What is a CASA? CASA stands for Court Appointed Special Advocate. CASAs are objective, community volunteers who are not part of the child welfare system and focus their efforts solely on gathering information and making recommendations regarding children in abuse, neglect or dependency cases. These are children who have fallen as victims and found themselves in the court system due to no fault of their own. Volunteers are carefully screened and are very well trained; they receive a minimum 30 hours of initial training and 12 hours of ongoing training each year.
When appointed by the judge, CASAs research the case, review documents, interview people and make a report to the court regarding what is in the “best interest” of abused and / or neglected children in terms of services, placement, visitation, reunification and permanency.

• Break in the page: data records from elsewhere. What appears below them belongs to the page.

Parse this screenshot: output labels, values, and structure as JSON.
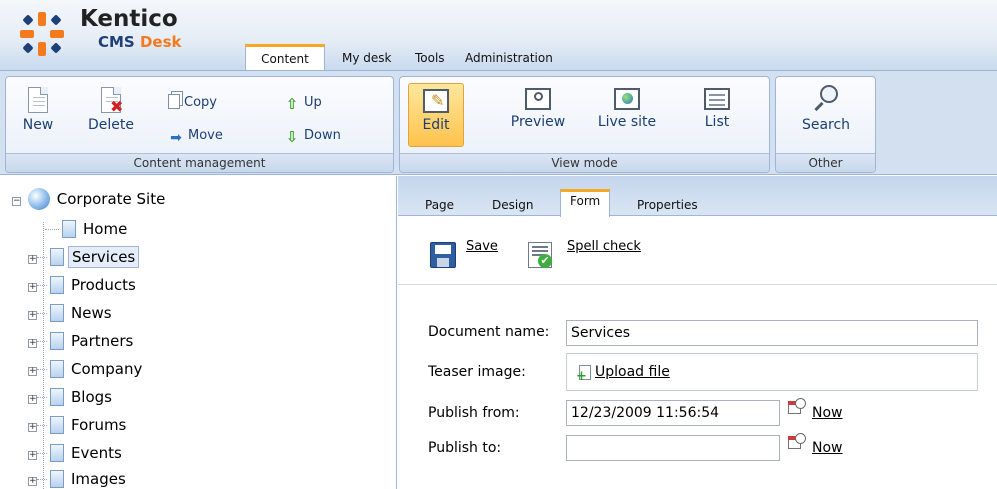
{
  "header": {
    "logo_name": "Kentico",
    "logo_cms": "CMS",
    "logo_desk": "Desk",
    "tabs": [
      {
        "label": "Content",
        "active": true
      },
      {
        "label": "My desk",
        "active": false
      },
      {
        "label": "Tools",
        "active": false
      },
      {
        "label": "Administration",
        "active": false
      }
    ]
  },
  "ribbon": {
    "content_management": {
      "label": "Content management",
      "new_label": "New",
      "delete_label": "Delete",
      "copy_label": "Copy",
      "move_label": "Move",
      "up_label": "Up",
      "down_label": "Down"
    },
    "view_mode": {
      "label": "View mode",
      "edit_label": "Edit",
      "preview_label": "Preview",
      "live_site_label": "Live site",
      "list_label": "List"
    },
    "other": {
      "label": "Other",
      "search_label": "Search"
    }
  },
  "tree": {
    "root": "Corporate Site",
    "items": [
      {
        "label": "Home",
        "expandable": false,
        "selected": false
      },
      {
        "label": "Services",
        "expandable": true,
        "selected": true
      },
      {
        "label": "Products",
        "expandable": true,
        "selected": false
      },
      {
        "label": "News",
        "expandable": true,
        "selected": false
      },
      {
        "label": "Partners",
        "expandable": true,
        "selected": false
      },
      {
        "label": "Company",
        "expandable": true,
        "selected": false
      },
      {
        "label": "Blogs",
        "expandable": true,
        "selected": false
      },
      {
        "label": "Forums",
        "expandable": true,
        "selected": false
      },
      {
        "label": "Events",
        "expandable": true,
        "selected": false
      },
      {
        "label": "Images",
        "expandable": true,
        "selected": false
      }
    ]
  },
  "content": {
    "tabs": [
      {
        "label": "Page",
        "active": false
      },
      {
        "label": "Design",
        "active": false
      },
      {
        "label": "Form",
        "active": true
      },
      {
        "label": "Properties",
        "active": false
      }
    ],
    "toolbar": {
      "save_label": "Save",
      "spellcheck_label": "Spell check"
    },
    "form": {
      "document_name_label": "Document name:",
      "document_name_value": "Services",
      "teaser_image_label": "Teaser image:",
      "upload_file_label": "Upload file",
      "publish_from_label": "Publish from:",
      "publish_from_value": "12/23/2009 11:56:54",
      "publish_to_label": "Publish to:",
      "publish_to_value": "",
      "now_label": "Now"
    }
  },
  "colors": {
    "brand_orange": "#f47a20",
    "brand_blue": "#1f3f78",
    "active_tab_accent": "#f7a823",
    "ribbon_bg": "#d3e0f0"
  }
}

CASA volunteers monitor the child’s situation ensuring their safety and basic needs are being met. Volunteers are often the only constant adult the child knows as they navigate through the child welfare system. When a CASA volunteer accepts a case, they must agree to follow through with it until the child has a safe, permanent home. Because most volunteers carry only 1 or 2 cases at a time and are assigned to each case for its duration, they typically have a depth of information that other parties may not have obtained. More importantly, unlike child protective service providers, a CASA is legislatively mandated to see the child more often, assuring stability and their voice is consistently heard.
A child with a CASA will, when compared with a child in a like circumstance without a CASA:
- Spend significantly less time in out of home care
- Will have fewer disruptions in placement
- Will have overall fewer number of placements
- Will receive increased services as will their parents
This indicates that they will, unlike many children in foster care, stay in the same school thus maintaining the same support system, the same teachers and the same service providers.